Post # 10
Living in London is a very different experience to visiting as a tourist. Unless you live in Zone 1, you will spend a lot of time in places that feel very different to the centre. Much less dense, more space, more greenery and lots of smaller high streets and “town centres”.
In terms of cost, it’s definitely more expensive than the rest of the UK. Rents in particular are ridiculous. But this might not matter so much depending on what you earn.
Post # 11
I live in south east London and love it. I moved here 11 years ago and wouldn’t leave now. Where I live is quite green and we have some amazing parks like Crystal Palace park. I recommend a visit here to see the dinosaurs.
yes the winter can be dark and grey, but at this time of year all the Christmas lights are up and it makes the dark evenings better.
that person on the bus is not representative of Londoners. London is such a cosmopolitan city that most of us have very few British born friends lol. I have friends from all over the world that have ended up here.
this means you can get food from anywhere here. We have great theatres and arts. You can never be bored if you don’t want to be. It’s expensive yes, but salaries reflect that.
will you be working when here?
i had a friend move here from LA and as much as she loved the city it was a culture shock for her.
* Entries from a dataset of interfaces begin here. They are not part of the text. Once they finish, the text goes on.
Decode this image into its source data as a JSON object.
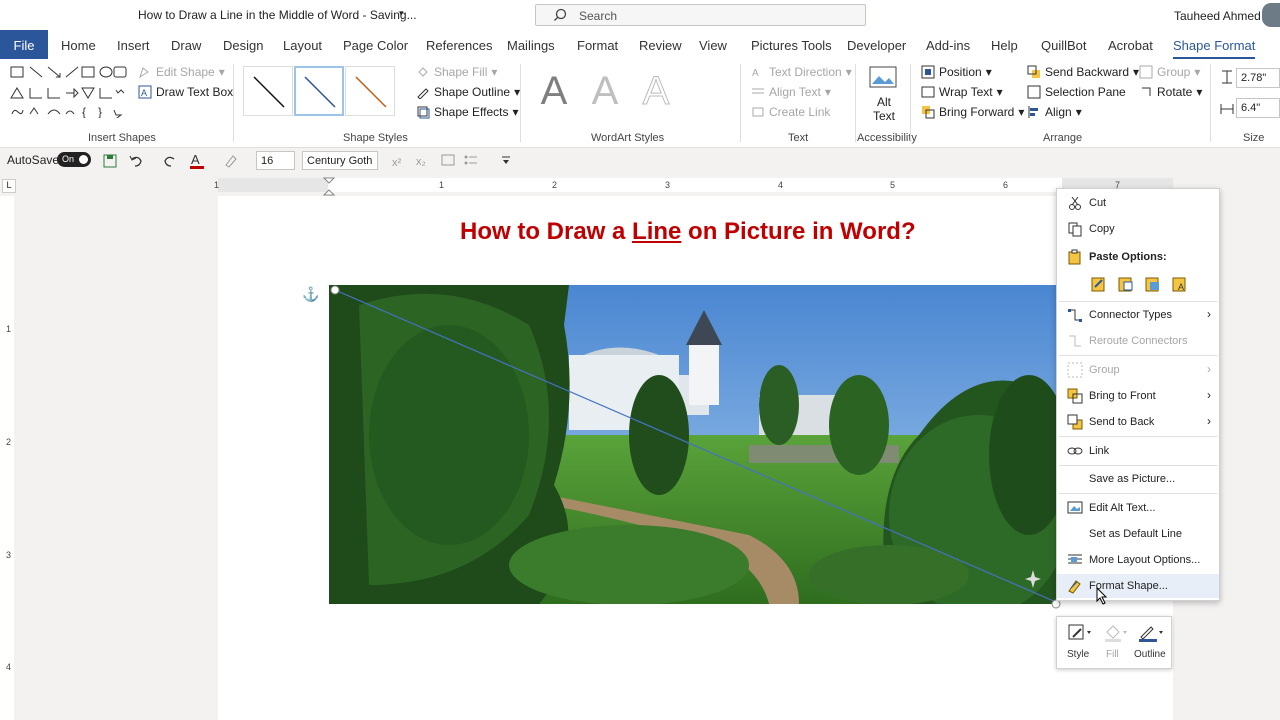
{
  "window": {
    "title": "How to Draw a Line in the Middle of Word  -  Saving...",
    "user": "Tauheed Ahmed"
  },
  "search": {
    "placeholder": "Search"
  },
  "tabs": [
    "File",
    "Home",
    "Insert",
    "Draw",
    "Design",
    "Layout",
    "Page Color",
    "References",
    "Mailings",
    "Format",
    "Review",
    "View",
    "Pictures Tools",
    "Developer",
    "Add-ins",
    "Help",
    "QuillBot",
    "Acrobat",
    "Shape Format"
  ],
  "ribbon": {
    "insert_shapes": {
      "edit_shape": "Edit Shape",
      "draw_text_box": "Draw Text Box",
      "label": "Insert Shapes"
    },
    "shape_styles": {
      "fill": "Shape Fill",
      "outline": "Shape Outline",
      "effects": "Shape Effects",
      "label": "Shape Styles"
    },
    "wordart": {
      "label": "WordArt Styles",
      "letter": "A"
    },
    "text": {
      "direction": "Text Direction",
      "align": "Align Text",
      "link": "Create Link",
      "label": "Text"
    },
    "accessibility": {
      "alt_text_1": "Alt",
      "alt_text_2": "Text",
      "label": "Accessibility"
    },
    "arrange": {
      "position": "Position",
      "wrap": "Wrap Text",
      "forward": "Bring Forward",
      "backward": "Send Backward",
      "selection": "Selection Pane",
      "align": "Align",
      "group": "Group",
      "rotate": "Rotate",
      "label": "Arrange"
    },
    "size": {
      "height": "2.78\"",
      "width": "6.4\"",
      "label": "Size"
    }
  },
  "qat": {
    "autosave": "AutoSave",
    "toggle": "On",
    "font_size": "16",
    "font_name": "Century Goth"
  },
  "ruler": {
    "h": [
      "1",
      "1",
      "2",
      "3",
      "4",
      "5",
      "6",
      "7"
    ],
    "v": [
      "1",
      "2",
      "3",
      "4"
    ]
  },
  "document": {
    "heading_pre": "How to Draw a ",
    "heading_link": "Line",
    "heading_post": " on Picture in Word?"
  },
  "context_menu": {
    "cut": "Cut",
    "copy": "Copy",
    "paste_options": "Paste Options:",
    "connector_types": "Connector Types",
    "reroute": "Reroute Connectors",
    "group": "Group",
    "bring_front": "Bring to Front",
    "send_back": "Send to Back",
    "link": "Link",
    "save_picture": "Save as Picture...",
    "edit_alt": "Edit Alt Text...",
    "default_line": "Set as Default Line",
    "more_layout": "More Layout Options...",
    "format_shape": "Format Shape..."
  },
  "mini_toolbar": {
    "style": "Style",
    "fill": "Fill",
    "outline": "Outline"
  },
  "colors": {
    "accent": "#2b579a",
    "heading": "#c00000",
    "font_color_bar": "#c00000"
  }
}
Didn’t help that she had a surprise baby while here. She was pleasantly surprised by the NHS for maternity.
Post # 12
Wanted to add, please PM me if you want more details or a tour guide. I love my city
Post # 13
elliebee357 : Ultimately if you don’t like cities then you might struggle with London. It is a large city so it will be busy and bustling, but it is an amazing city with so much to do so I’m sure you will enjoy it for the year or so.
The main thing is how you spend your time there? Will you be working? London can feel quite isolating at times, I have a few friends who worked from home when they first moved to London and the ended up hating it because they found it really hard to build a social life.
Have you looked into the cost and if it is only your husband working does he earn enough to cover the lifestyle for you both?
Post # 14
The thing is there are racists everywhere. I have had stuff said to me as a tourisr in the USA but I try notto judge the whole population by the actions of a few.
I lived in London for a few years and loved it. But as an Aussie it was much less of a culture shock. It was great to have so many free activities to do, like museums and galleries. And there are plenty of green spaces.
But I understand not liking a place as I feel the same way about NYC. It just doesn’t do it for me and I wouldn’t like to live there.
There is another option. You could not go. Doing long distance for 15months wouldn’t be that bad.
Post # 15
I lived in London less than a year, but it was incredible. I am 1000% a city rat though. Love hustle and bustle.
Honestly, you’re only there 15 months. In the grand scheme of your entire life, that’s not much. I’d just view it as an extended vacation. You don’t HAVE to love it. You don’t HAVE to want to call it home. It’s short term, so enjoy it for the city it is knowing it may well be the only time in your life to live there and explore.
And if you won’t be working while you’re there, that avoids another big adjustment and means that you can avoid peak commute times.